Chinese developers are facing the biggest liquidity test in more than four years, exacerbating challenges brought on by stringent funding restrictions and a prolonged profitability drop.
Cash reserves of the nation’s 50 largest-listed home builders were just enough to cover short-term debt as of June 30, the least since 2016 when China began deleveraging its economy, according to recent earnings data compiled by Bloomberg. That metric fell below 0.5 for eight companies, the most in four years, signalling greater risk.
Homebuilders also face renewed financing restrictions after a brief relaxation during the Covid-19 outbreak as policy makers seek to prevent asset bubbles that could destabilise the economy.
“It’s a bad signal for developers’ cash flow,” said Deng Hao, chief executive of Beijing GEC Asset Management.
“Authorities are tightening the residential sector even with the pandemic. Developers that didn’t actively cut debt to control liquidity risks will face a stringent test.”
China’s housing watchdog and the central bank said last month they created draft rules to monitor developers’ capital. The proposal may lead to a tightening of overall financing, according to S&P Global Ratings. Already, China’s regulator of the vast interbank market took a step to curb the amount developers can raise, people familiar have said.
It’s bad timing for developers. Real estate firms nationwide face a record maturity of debt in the first quarter
next year. An equivalent of around $41 billion in local currency and US dollar bonds are due, according to data compiled by Bloomberg. This may heighten repayment pressure for builders with annual sales lower than 100 billion yuan, S&P analysts wrote in a note.
Their debt structure has also worsened. Among the top 50 developers, short-term borrowing was equivalent to 63% of long-term borrowing as of June, the highest proportion in five years, according to data compiled by Bloomberg.
Investors are closely monitoring credit risks after Tahoe Group Co, a high profile luxury developer, and a unit of Tianjin Real Estate Group Co, a state-owned residential builder, defaulted on local bonds, Deng said.
Almost all developers toed the party line at their earnings calls, vowing to pare borrowing or keep leverage in check. The most indebted builder, China Evergrande Group, pledged a substantial debt cut on all possible fronts by year end after a temporary failure to remake itself a leaner company.

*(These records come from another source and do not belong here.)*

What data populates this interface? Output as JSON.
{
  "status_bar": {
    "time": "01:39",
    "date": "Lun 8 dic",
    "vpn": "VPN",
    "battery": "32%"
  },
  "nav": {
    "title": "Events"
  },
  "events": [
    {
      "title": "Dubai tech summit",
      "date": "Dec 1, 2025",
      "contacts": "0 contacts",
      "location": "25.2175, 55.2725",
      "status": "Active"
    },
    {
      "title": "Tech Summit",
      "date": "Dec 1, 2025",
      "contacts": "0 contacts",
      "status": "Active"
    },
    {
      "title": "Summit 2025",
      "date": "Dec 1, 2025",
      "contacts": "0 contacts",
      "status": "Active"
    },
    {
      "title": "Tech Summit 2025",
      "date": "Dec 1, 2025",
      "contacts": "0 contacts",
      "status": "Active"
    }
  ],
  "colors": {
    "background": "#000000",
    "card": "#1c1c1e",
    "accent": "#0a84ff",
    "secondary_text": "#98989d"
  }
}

Their plans to rein in debt will be hurt by the weakest profit growth in at least five years. The coronavirus slowed their pace of construction and stringent home-selling rules damped margins, raising concerns on the outlook.
Earnings at the top 50 edged up just 0.04% in the first half, the narrowest since at least 2015, according to data compiled by Bloomberg.
Gross margin at the three largest players, Country Garden Holdings Co, Evergrande and China Vanke Co shrank at least 2.9 percentage points from a year prior.
“As the government aims to keep home market stable, it’s not very likely for developers to expand gross margin in future,” Country Garden’s Chief Financial Officer Wu Bijun said. “We aim to increase net profit by controlling expenses and costs.”
Vanke, which saw its gross margin fall by 4.4 percentage points, estimated a further compression by year end.
Shares of 12 major Chinese developers listed in Hong Kong are trading at about 4.3 times forecast earnings, close to a nine-year low.